If the reference in “El Scorcho” foreshadowed Cuomo’s eventual worship at the alter of Green Day, this cover of “Worry Rock” — donated to 2003’s A Different Shade of Green tribute album — was the confirmation after the fact. It’s a bit of a concession from Cuomo himself: the “knocked down, dragged out fight” in “Worry Rock” is where he got his “knock-down drag-out war.”
Here, he more than atones for the petty theft. But instead of beating Armstrong at his own game, Cuomo levels the playing field by adhering to a style that one would seldom associate with either icon’s respective band. The airy, beautifully produced arrangement is a rare acoustic studio recording in the band’s repertoire, translating the samey guitars and bombastic amps of Green Day’s by-the-numbers original into lithe, pliant strings, spry steel hollow-bodies and minimalist, roomy percussion.
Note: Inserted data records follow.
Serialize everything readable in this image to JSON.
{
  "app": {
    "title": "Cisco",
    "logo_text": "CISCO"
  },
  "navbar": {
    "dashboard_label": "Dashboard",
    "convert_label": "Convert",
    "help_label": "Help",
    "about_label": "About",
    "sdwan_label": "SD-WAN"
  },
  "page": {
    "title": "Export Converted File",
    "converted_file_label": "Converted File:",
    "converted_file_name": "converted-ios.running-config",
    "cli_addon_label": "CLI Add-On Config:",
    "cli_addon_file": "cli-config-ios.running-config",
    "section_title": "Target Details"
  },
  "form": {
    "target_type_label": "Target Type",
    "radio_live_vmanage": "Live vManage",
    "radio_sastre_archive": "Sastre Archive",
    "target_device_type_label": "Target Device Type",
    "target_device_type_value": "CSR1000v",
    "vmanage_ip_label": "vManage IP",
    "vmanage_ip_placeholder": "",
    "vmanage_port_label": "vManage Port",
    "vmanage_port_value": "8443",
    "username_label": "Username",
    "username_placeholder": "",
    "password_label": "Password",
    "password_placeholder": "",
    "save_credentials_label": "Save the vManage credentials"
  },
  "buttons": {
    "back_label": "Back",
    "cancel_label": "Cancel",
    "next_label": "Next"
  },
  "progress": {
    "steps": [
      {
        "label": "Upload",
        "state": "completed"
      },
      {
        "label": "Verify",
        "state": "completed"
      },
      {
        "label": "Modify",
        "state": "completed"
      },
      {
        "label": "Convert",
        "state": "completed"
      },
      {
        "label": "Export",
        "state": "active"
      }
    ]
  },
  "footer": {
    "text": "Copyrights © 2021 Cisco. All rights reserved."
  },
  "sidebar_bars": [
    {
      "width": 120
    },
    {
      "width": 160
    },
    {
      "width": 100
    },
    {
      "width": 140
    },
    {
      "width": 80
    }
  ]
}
Cuomo turns in a heart-on-sleeve vocal performance that Armstrong failed to achieve in favor of his faux-Brit punk affectations, and even changes the operative word of the “edgy” piss-take in the refrain — “fucked without a kiss again” — to a pining “hugged.” Lo, the inner beauty of what was once some mid-album filler rises elegantly to the surface.
The song came at a strange time in the band’s history, during the ’03 era wherein the members of Weezer sifted in and out of the picture among a rotating cast of session musicians from Geffen’s rolodex. As such, I’m not exactly sure who plays what on this performance, something that Karl Koch’s Recording History does little to illuminate. In addition, MTV.Com reported— exactly one day before this cover was recorded at Rod Cervera’s studio — that the band was soon hitting the recording booth to do a series of covers, and possibly some reworked Weezer songs (Cuomo cited Maladroit cuts “Slave” and “December” as possibilities, plus “maybe some old songs”).
“We might do them acoustically or with an orchestra,” Cuomo said at the time. While we never heard of this project again, “Worry Rock” is clearly the lone (surfaced) artifact from this period. And yet, it bests the vast majority of Weezer’s work in the new millennium across the board, from arrangement to performance to production (which slays the mixes of Make Believe, Maladroit and The Green Album, while also giving The Red Album a run for its money). It certainly makes me want to hear more.
The band’s 1997 version of the Pixies’ “Velouria” is often hailed as Weezer’s greatest cover, and the fans might not be wrong on that one. But as breathtaking as that recording is, it gains considerable currency from the strength of the original it does little to re-imagine. And while I do think Weezer made an incremental improvement over their indie rock heroes with that particular triumph, here Cuomo takes a song and completely transforms it, re-envisions it, brings it new life (or, in this case, life for the first time). “Worry Rock” is more in line with what a truly great cover should be, and that’s exactly what it is.
[Special thanks to temporary TVS Research Assistants ohjonas and BrokenBeatenDown for their archival help with this post.]